INSTRUCTIONS TO FOLLOW: Set down the records exactly as they stand, except for any pictures, which you should omit.

*** Opening DATA SUPPLIED ***

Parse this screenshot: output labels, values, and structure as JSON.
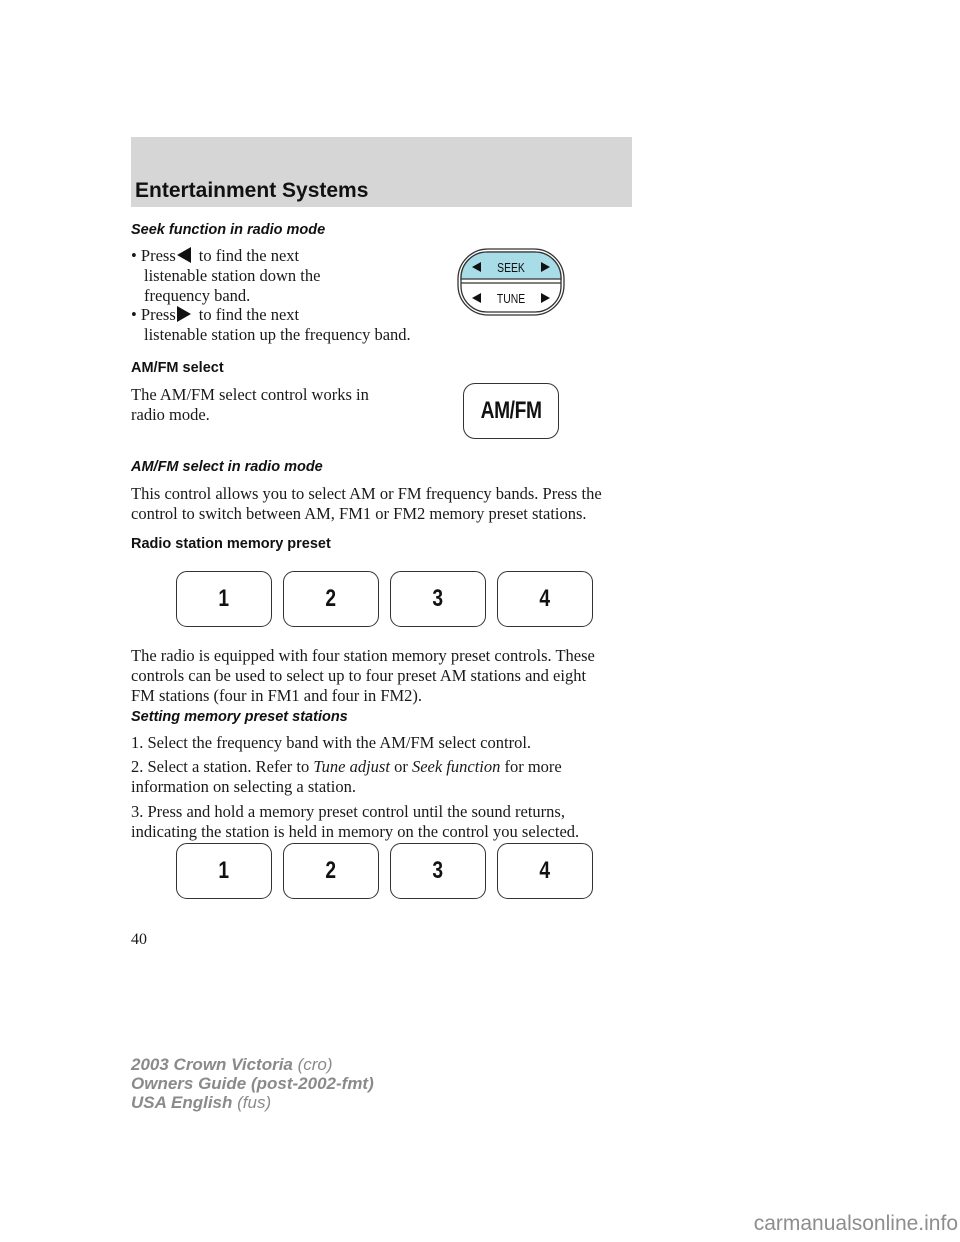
{
  "header": {
    "section_title": "Entertainment Systems"
  },
  "seek": {
    "heading": "Seek function in radio mode",
    "bullets": [
      {
        "prefix": "Press",
        "icon": "triangle-left-icon",
        "line1": "to find the next",
        "line2": "listenable station down the",
        "line3": "frequency band."
      },
      {
        "prefix": "Press",
        "icon": "triangle-right-icon",
        "line1": "to find the next",
        "line2": "listenable station up the frequency band."
      }
    ],
    "control": {
      "seek_label": "SEEK",
      "tune_label": "TUNE",
      "seek_color": "#a8dde8"
    }
  },
  "amfm": {
    "heading": "AM/FM select",
    "text_line1": "The AM/FM select control works in",
    "text_line2": "radio mode.",
    "button_label": "AM/FM"
  },
  "amfm_radio": {
    "heading": "AM/FM select in radio mode",
    "text_line1": "This control allows you to select AM or FM frequency bands. Press the",
    "text_line2": "control to switch between AM, FM1 or FM2 memory preset stations."
  },
  "presets": {
    "heading": "Radio station memory preset",
    "buttons": [
      "1",
      "2",
      "3",
      "4"
    ],
    "text_line1": "The radio is equipped with four station memory preset controls. These",
    "text_line2": "controls can be used to select up to four preset AM stations and eight",
    "text_line3": "FM stations (four in FM1 and four in FM2)."
  },
  "setting": {
    "heading": "Setting memory preset stations",
    "step1": "1. Select the frequency band with the AM/FM select control.",
    "step2_a": "2. Select a station. Refer to ",
    "step2_link1": "Tune adjust",
    "step2_b": " or ",
    "step2_link2": "Seek function",
    "step2_c": " for more",
    "step2_line2": "information on selecting a station.",
    "step3_line1": "3. Press and hold a memory preset control until the sound returns,",
    "step3_line2": "indicating the station is held in memory on the control you selected.",
    "buttons": [
      "1",
      "2",
      "3",
      "4"
    ]
  },
  "page_number": "40",
  "footer": {
    "line1_bold": "2003 Crown Victoria",
    "line1_light": " (cro)",
    "line2_bold": "Owners Guide (post-2002-fmt)",
    "line3_bold": "USA English",
    "line3_light": " (fus)"
  },
  "watermark": "carmanualsonline.info"
}
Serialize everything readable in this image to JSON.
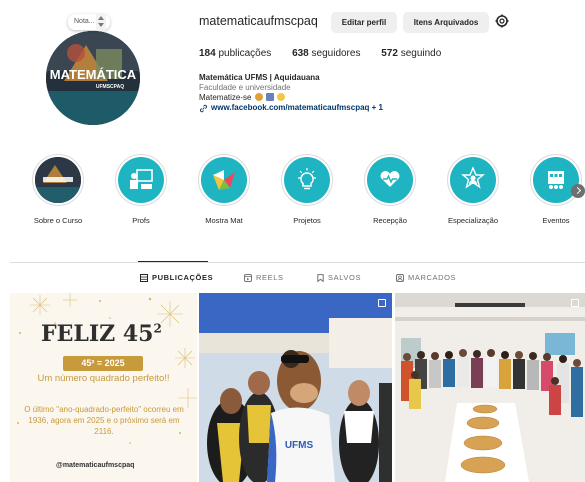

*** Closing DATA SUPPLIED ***

SOLUTION TO THE PROBLEM:
Parse this screenshot: output labels, values, and structure as JSON.
{
  "header": {
    "section_title": "Entertainment Systems"
  },
  "seek": {
    "heading": "Seek function in radio mode",
    "bullets": [
      {
        "prefix": "Press",
        "icon": "triangle-left-icon",
        "line1": "to find the next",
        "line2": "listenable station down the",
        "line3": "frequency band."
      },
      {
        "prefix": "Press",
        "icon": "triangle-right-icon",
        "line1": "to find the next",
        "line2": "listenable station up the frequency band."
      }
    ],
    "control": {
      "seek_label": "SEEK",
      "tune_label": "TUNE",
      "seek_color": "#a8dde8"
    }
  },
  "amfm": {
    "heading": "AM/FM select",
    "text_line1": "The AM/FM select control works in",
    "text_line2": "radio mode.",
    "button_label": "AM/FM"
  },
  "amfm_radio": {
    "heading": "AM/FM select in radio mode",
    "text_line1": "This control allows you to select AM or FM frequency bands. Press the",
    "text_line2": "control to switch between AM, FM1 or FM2 memory preset stations."
  },
  "presets": {
    "heading": "Radio station memory preset",
    "buttons": [
      "1",
      "2",
      "3",
      "4"
    ],
    "text_line1": "The radio is equipped with four station memory preset controls. These",
    "text_line2": "controls can be used to select up to four preset AM stations and eight",
    "text_line3": "FM stations (four in FM1 and four in FM2)."
  },
  "setting": {
    "heading": "Setting memory preset stations",
    "step1": "1. Select the frequency band with the AM/FM select control.",
    "step2_a": "2. Select a station. Refer to ",
    "step2_link1": "Tune adjust",
    "step2_b": " or ",
    "step2_link2": "Seek function",
    "step2_c": " for more",
    "step2_line2": "information on selecting a station.",
    "step3_line1": "3. Press and hold a memory preset control until the sound returns,",
    "step3_line2": "indicating the station is held in memory on the control you selected.",
    "buttons": [
      "1",
      "2",
      "3",
      "4"
    ]
  },
  "page_number": "40",
  "footer": {
    "line1_bold": "2003 Crown Victoria",
    "line1_light": " (cro)",
    "line2_bold": "Owners Guide (post-2002-fmt)",
    "line3_bold": "USA English",
    "line3_light": " (fus)"
  },
  "watermark": "carmanualsonline.info"
}
Serialize everything readable in this image to JSON.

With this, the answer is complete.